In the late-1950s songwriter Burt Bacharach was happy if his tunes were picked up for the B-side of a record. He took a job as accompanist/musical director for the great actress/singer Marlene Dietrich & travelled the world’s great cities & theatres, arranging & conducting her concerts & recordings. When Bacharach, with lyricist Hal David, became the new benchmark for sophisticated popular music he continued to work with the international star. Bob Dylan recorded “Blowin’ in the Wind” for his 2nd LP “The Freewheelin’…” in 1963. The tune was adapted from a spiritual, the rhetorical lyrics a progression from his folk ballad style. Peter, Paul & whatshername put the song on the charts & it was immediately adopted as an anthem by supporters of civil liberties across the world.

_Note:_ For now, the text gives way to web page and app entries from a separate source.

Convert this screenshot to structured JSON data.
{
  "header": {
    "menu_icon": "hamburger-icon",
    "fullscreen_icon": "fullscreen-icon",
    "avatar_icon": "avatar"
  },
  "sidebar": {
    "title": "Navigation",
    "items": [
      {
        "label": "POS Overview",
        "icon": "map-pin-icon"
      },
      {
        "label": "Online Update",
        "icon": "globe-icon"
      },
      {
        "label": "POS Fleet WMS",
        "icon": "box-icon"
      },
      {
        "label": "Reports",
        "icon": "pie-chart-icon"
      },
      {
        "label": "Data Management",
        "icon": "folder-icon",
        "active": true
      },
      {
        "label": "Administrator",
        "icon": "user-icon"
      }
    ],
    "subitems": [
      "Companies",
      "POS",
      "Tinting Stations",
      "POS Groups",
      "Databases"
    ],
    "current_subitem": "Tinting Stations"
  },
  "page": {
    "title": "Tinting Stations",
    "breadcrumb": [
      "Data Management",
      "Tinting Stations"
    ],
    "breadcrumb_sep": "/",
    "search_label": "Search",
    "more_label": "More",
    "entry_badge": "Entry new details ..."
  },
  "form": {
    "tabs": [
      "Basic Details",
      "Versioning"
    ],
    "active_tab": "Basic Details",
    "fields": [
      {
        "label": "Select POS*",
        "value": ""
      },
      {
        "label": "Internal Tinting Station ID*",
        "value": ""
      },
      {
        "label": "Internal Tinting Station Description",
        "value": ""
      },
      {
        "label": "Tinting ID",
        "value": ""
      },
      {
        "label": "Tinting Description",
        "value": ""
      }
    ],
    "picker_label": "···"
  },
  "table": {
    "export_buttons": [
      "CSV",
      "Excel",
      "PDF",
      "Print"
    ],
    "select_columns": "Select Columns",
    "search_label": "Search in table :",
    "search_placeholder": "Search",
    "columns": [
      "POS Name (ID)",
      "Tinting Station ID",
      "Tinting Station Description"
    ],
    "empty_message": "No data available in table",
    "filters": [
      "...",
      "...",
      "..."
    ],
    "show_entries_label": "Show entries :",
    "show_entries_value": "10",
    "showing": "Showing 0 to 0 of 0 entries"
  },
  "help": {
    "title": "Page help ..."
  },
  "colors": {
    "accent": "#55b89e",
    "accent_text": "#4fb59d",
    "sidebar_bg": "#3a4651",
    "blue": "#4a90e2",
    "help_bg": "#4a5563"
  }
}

In 1964 Johnny Cash & Sam Cooke recorded their versions but Ms Dietrich had beaten them to it. Bacharach, looking to expand & contemporise her repertoire had recorded this cool, classy arrangement for a German version in 1963. In 1965, with Dylan all the rage it was re-released, this time in English. I like this take on the song, it reminds me of Nico. My good friend Paul Pj McCartney once remarked that there’s not enough Marlene around our computers & he was right. I do what I can.